No, wait, filling the DEF tank with methanol stolen from the oil company facilty ... who knew the DEF system can sense when the DEF is not DEF ? $3000

 

No, wait, how about you are hauling on the ice roads and you shut off the regen switch so "them emissions don't cost the boss money up north here..." haul the truck to Edmonton $9000.00, Kenworth dismantles the DPF and cleans it and resets and changes some sensors and fixes the stuck turbo another $6000, a$$ chewin from the boss...priceless

Link to comment
Share on other sites

I used to work in an engine test facility where the standard test for internal parts wear and oil consumption was 10 minute warm-up/break-in and then rated peak power @110% fuel for 1000 hours, shut down for oil & filter change @ 250 hours. most engines would finish with about a 3% power loss . 1005 duty cycle, let the computer and governor drive

Link to comment
Share on other sites
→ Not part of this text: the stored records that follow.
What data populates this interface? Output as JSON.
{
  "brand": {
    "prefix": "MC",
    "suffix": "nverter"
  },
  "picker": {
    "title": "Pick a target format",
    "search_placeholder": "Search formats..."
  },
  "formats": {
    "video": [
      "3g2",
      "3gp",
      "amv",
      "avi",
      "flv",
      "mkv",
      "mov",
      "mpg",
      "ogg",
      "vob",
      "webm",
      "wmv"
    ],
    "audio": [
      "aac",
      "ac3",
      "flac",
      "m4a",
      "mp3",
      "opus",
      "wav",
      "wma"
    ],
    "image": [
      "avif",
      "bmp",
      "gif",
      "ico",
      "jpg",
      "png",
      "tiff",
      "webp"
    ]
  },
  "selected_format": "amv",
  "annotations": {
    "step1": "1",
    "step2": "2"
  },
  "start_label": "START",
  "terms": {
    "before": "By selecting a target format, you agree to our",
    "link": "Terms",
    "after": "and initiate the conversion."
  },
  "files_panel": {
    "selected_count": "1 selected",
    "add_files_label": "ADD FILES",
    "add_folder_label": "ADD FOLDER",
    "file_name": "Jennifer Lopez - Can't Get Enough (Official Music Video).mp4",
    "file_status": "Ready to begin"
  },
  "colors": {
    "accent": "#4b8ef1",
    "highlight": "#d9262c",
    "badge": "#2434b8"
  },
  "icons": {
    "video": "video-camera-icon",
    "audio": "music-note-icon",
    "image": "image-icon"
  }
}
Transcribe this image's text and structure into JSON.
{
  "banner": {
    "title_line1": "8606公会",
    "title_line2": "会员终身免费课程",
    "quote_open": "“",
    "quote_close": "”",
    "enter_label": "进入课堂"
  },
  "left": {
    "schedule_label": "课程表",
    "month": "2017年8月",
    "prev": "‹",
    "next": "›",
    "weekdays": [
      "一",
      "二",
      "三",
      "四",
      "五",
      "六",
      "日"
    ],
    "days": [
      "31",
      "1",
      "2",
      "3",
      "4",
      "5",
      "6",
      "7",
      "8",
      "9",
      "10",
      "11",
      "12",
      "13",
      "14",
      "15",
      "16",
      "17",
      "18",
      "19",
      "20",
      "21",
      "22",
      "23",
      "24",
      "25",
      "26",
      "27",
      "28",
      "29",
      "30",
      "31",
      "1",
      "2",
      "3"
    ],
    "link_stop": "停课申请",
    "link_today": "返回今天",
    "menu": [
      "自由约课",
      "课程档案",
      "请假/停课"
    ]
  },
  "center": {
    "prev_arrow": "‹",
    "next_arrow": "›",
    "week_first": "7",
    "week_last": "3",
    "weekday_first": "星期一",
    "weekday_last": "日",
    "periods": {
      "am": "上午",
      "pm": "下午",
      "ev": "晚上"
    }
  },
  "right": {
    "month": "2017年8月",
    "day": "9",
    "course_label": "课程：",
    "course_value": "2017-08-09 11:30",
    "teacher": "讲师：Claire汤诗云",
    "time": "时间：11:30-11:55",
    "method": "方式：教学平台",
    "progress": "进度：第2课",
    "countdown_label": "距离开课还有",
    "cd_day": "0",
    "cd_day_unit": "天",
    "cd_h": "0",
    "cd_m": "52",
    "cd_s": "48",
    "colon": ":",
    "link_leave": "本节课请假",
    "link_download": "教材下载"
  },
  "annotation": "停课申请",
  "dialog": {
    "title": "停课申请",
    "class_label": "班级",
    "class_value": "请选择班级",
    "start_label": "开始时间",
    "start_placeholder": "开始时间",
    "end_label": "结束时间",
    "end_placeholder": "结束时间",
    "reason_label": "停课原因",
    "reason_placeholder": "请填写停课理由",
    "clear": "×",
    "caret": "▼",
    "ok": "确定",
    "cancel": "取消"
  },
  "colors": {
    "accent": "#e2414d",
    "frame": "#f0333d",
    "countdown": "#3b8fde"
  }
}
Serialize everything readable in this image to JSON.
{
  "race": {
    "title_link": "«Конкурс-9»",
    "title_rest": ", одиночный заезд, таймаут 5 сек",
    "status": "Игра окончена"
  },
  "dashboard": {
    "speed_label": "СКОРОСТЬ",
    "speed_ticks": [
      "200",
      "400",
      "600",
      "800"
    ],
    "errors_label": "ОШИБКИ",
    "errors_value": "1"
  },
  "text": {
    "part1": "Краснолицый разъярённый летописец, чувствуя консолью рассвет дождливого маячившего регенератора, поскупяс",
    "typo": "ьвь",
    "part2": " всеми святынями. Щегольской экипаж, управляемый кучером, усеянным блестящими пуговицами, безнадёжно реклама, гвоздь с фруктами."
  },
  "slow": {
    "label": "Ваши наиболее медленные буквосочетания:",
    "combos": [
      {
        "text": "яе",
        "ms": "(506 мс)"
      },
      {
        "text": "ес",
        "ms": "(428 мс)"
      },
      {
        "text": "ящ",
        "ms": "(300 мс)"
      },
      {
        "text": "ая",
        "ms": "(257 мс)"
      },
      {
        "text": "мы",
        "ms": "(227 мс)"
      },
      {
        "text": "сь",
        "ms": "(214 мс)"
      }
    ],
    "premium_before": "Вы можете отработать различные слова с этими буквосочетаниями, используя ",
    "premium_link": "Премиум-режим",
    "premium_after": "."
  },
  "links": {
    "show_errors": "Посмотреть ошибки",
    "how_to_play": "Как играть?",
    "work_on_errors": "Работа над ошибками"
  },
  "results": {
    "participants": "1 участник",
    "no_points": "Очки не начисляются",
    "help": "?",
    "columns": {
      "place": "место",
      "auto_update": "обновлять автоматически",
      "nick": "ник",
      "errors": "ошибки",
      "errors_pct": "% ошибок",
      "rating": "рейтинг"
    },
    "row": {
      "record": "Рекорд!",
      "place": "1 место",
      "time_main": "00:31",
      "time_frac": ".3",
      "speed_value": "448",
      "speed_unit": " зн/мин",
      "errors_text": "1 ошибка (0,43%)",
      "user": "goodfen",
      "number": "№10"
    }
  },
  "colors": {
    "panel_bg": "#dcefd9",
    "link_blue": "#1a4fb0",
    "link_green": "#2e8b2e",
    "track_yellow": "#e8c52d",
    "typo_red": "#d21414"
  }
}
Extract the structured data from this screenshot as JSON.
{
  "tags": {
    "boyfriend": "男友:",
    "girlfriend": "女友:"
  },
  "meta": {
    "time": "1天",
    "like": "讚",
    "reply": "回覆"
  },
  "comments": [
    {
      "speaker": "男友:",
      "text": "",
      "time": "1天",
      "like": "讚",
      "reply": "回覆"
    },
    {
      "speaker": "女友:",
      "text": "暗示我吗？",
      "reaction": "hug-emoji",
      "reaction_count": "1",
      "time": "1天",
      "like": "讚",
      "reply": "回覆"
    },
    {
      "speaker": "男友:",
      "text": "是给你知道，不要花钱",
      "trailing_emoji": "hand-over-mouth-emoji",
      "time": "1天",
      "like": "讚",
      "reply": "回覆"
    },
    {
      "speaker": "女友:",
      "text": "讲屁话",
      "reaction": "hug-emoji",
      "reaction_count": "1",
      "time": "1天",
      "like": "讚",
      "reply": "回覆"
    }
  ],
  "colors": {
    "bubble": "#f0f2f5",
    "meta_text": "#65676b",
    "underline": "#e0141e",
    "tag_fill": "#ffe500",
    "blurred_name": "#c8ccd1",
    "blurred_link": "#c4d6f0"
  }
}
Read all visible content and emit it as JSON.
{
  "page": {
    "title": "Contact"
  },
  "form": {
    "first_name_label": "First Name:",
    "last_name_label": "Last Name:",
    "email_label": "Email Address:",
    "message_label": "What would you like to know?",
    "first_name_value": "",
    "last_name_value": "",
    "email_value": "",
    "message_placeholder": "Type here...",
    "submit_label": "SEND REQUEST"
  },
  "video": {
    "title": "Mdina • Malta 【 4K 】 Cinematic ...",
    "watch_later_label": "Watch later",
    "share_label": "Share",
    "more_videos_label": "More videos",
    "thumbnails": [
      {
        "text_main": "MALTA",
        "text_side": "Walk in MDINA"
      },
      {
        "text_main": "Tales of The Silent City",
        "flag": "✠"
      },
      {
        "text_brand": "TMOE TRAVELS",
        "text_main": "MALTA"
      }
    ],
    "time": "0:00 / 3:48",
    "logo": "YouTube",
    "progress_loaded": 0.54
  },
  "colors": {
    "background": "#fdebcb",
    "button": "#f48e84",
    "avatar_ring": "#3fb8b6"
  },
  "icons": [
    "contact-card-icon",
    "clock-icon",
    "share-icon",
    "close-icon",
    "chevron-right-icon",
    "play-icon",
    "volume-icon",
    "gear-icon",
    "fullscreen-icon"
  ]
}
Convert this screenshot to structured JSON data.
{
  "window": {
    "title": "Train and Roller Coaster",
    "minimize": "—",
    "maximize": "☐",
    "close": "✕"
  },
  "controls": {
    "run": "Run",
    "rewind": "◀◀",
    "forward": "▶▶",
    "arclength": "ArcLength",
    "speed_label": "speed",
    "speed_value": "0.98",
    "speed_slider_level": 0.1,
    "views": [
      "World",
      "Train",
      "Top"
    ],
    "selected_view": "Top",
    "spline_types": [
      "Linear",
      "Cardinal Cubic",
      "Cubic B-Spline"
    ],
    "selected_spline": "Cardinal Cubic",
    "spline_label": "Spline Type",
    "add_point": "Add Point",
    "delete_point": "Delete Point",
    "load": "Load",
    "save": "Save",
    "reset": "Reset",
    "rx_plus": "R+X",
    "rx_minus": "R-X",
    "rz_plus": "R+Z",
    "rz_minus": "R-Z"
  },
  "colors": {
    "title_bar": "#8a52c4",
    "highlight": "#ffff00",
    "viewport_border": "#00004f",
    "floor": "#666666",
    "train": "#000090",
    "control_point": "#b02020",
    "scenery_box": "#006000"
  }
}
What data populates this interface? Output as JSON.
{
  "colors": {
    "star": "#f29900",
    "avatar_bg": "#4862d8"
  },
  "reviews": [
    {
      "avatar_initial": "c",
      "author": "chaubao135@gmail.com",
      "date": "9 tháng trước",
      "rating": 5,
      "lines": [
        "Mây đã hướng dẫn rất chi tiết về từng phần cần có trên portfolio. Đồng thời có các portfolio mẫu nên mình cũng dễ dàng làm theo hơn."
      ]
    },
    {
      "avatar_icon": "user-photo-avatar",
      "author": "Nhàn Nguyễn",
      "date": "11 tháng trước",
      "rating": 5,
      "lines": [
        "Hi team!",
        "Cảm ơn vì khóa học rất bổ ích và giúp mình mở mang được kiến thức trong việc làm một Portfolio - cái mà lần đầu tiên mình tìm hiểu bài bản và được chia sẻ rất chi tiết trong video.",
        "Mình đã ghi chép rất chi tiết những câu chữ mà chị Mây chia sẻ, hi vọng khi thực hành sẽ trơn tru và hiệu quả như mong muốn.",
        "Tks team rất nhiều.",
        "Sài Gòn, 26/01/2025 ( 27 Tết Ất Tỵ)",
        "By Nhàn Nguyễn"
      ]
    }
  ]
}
Axles are still my limiter. Death Valley is one of the places where we have to take an early lunch and let them cool or spray them down with water to keep moving on. But hey one of the test pickups burned to the ground in that same place so I guess we are a step ahead of them. ^_^ Anyways, the major difference is that you can custom spec your truck to do what you need it to do so it can run at it all day long. With the big 3 you get what they make. Not to get political, but GHG phase 2 in the coming years tries to head trucks in that same direction of sorts - do all you can to not let that happen!

Link to comment
Share on other sites

Archived

This topic is now archived and is closed to further replies.

Guest
This topic is now closed to further replies.
RVers Online University

campgroundviews.com

Our program provides accurate individual wheel weights for your RV, toad, and tow vehicle, and will help you trim the pounds if you need to.

RV Cable Grip

RV Cable Grip

All the water you need...No matter where you go

Country Thunder Iowa

Nomad Internet

Rv Share

Dish For My RV.

RV Air.

Find out more or sign up for Escapees RV'ers Bootcamp.

Advertise your product or service here.

The Rvers- Now Streaming

RVTravel.com Logo



×
×
  • Create New...